EXERCISE
Examine the entries and show every line in which the word "thiếu" is found.

Start of PROVIDED DATA

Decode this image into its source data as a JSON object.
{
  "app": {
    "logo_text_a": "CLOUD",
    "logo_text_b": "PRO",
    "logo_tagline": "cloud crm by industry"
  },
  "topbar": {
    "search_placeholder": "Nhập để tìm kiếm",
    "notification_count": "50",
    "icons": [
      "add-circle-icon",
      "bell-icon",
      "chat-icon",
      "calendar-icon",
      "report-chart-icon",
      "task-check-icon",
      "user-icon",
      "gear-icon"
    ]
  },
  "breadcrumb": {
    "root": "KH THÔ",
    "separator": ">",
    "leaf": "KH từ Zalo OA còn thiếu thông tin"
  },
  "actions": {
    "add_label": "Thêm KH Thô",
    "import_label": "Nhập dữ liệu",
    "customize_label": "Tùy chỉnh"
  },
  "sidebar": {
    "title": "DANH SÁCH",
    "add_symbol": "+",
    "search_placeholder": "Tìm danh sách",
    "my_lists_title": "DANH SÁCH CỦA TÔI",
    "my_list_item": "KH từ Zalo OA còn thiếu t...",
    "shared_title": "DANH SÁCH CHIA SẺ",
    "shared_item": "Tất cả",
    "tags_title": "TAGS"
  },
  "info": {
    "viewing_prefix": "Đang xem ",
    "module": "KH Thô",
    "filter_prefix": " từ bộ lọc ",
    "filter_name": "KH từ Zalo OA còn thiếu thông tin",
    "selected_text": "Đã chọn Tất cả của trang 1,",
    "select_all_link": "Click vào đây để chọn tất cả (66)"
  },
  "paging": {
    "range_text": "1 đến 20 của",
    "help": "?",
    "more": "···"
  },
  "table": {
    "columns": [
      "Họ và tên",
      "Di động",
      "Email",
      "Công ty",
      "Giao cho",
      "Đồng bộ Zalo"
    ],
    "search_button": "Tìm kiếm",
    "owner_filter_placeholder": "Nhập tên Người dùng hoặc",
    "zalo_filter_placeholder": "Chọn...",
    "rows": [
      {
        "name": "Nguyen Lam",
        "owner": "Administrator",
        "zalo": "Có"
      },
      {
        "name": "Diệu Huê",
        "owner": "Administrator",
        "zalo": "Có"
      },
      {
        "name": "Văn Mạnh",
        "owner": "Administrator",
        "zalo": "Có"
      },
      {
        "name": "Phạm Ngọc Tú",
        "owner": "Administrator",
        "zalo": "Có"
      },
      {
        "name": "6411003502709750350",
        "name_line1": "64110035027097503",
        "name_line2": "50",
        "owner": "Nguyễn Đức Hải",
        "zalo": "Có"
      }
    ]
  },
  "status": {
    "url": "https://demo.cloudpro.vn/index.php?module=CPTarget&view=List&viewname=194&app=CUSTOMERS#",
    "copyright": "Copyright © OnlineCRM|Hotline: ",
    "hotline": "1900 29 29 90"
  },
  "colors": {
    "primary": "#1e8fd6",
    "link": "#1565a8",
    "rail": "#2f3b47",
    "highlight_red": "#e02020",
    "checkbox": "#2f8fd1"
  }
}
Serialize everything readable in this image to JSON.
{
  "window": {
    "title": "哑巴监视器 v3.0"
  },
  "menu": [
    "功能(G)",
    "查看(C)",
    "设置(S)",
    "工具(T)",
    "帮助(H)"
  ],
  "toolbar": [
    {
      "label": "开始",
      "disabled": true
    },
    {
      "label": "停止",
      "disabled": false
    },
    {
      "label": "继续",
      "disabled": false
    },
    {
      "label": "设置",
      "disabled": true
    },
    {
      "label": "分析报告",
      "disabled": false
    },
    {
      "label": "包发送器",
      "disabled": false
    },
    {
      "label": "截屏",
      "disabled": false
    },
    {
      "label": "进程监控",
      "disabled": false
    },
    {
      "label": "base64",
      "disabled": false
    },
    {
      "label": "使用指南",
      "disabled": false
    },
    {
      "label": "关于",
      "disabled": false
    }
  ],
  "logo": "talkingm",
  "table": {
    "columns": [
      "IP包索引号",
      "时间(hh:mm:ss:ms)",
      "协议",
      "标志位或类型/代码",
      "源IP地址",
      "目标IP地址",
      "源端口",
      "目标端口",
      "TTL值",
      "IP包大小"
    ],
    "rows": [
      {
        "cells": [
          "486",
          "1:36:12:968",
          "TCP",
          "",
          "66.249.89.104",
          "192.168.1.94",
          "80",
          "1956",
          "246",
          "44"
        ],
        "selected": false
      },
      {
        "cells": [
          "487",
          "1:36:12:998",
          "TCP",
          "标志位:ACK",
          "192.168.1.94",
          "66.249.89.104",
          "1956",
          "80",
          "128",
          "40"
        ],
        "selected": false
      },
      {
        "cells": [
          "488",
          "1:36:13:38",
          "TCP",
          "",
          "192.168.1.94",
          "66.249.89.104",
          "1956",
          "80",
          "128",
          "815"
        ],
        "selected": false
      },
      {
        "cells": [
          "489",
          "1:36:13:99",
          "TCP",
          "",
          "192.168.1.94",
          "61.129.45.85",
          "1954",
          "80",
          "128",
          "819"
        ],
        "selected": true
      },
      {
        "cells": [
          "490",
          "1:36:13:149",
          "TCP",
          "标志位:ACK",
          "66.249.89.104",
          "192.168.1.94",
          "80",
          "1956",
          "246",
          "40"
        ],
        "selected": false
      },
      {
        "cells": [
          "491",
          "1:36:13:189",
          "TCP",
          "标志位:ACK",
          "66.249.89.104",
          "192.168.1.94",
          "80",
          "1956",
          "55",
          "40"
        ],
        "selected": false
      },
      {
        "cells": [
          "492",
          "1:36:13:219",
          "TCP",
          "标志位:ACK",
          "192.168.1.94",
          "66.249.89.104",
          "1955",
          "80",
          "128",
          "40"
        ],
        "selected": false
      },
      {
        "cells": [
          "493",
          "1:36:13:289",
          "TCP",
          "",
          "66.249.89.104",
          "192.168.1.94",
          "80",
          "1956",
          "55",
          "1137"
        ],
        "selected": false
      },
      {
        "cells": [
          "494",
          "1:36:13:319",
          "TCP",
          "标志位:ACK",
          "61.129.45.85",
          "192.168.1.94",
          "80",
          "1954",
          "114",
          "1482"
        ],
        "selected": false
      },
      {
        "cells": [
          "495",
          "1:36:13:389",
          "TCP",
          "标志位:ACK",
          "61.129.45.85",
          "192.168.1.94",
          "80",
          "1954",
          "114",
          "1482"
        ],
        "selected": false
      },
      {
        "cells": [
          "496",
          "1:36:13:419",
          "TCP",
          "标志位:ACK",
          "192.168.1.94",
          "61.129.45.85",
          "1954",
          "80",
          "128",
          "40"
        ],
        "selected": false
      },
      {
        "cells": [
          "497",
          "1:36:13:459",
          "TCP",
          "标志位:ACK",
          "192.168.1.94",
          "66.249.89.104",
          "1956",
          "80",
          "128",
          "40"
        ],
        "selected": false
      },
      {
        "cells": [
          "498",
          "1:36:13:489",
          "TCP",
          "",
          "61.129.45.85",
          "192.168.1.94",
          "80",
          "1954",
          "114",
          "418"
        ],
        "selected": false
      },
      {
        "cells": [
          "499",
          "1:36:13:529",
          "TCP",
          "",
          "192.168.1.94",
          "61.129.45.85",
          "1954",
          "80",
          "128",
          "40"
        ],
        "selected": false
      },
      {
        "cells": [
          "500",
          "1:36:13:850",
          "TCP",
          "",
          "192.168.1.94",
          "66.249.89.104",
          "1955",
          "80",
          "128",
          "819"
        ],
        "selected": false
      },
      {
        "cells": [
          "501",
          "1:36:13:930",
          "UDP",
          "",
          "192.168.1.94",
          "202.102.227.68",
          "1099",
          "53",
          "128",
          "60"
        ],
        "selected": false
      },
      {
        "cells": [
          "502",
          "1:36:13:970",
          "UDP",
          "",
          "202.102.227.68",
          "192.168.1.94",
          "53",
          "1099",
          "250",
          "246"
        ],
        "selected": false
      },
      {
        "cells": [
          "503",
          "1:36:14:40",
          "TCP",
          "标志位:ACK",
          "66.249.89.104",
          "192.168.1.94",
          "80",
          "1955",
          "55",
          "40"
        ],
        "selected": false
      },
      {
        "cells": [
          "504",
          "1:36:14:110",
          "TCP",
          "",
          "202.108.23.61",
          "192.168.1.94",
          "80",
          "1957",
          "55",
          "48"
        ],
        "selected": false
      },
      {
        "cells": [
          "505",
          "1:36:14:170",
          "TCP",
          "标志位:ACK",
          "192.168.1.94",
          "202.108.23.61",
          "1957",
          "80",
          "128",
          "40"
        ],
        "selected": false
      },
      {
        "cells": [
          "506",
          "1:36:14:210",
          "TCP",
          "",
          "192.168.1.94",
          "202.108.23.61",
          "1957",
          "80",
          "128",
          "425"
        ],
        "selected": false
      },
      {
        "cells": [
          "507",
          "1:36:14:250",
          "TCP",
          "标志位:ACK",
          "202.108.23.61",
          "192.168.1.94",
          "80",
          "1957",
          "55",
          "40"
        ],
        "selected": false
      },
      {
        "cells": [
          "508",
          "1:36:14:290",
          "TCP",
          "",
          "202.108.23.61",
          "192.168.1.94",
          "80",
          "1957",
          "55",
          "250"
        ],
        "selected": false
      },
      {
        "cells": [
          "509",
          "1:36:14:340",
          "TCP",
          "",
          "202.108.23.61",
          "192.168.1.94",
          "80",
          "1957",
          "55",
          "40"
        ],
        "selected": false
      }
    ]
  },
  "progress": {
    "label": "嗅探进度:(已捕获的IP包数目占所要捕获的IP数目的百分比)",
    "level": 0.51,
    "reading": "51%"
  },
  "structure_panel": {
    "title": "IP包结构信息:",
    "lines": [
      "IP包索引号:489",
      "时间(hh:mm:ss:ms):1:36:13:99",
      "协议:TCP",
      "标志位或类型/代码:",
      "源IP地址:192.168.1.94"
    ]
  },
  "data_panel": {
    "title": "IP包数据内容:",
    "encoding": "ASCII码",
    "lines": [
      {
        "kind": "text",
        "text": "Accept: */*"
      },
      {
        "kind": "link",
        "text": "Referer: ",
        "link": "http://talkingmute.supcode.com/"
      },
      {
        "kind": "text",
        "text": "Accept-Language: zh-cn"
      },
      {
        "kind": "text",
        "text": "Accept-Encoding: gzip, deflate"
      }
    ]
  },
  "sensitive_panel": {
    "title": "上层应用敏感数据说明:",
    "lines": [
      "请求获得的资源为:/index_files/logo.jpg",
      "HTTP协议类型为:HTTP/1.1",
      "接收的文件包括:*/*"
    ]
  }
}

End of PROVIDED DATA

SOLUTION FOR THIS PROBLEM
    "leaf": "KH từ Zalo OA còn thiếu thông tin"
    "my_list_item": "KH từ Zalo OA còn thiếu t...",
    "filter_name": "KH từ Zalo OA còn thiếu thông tin",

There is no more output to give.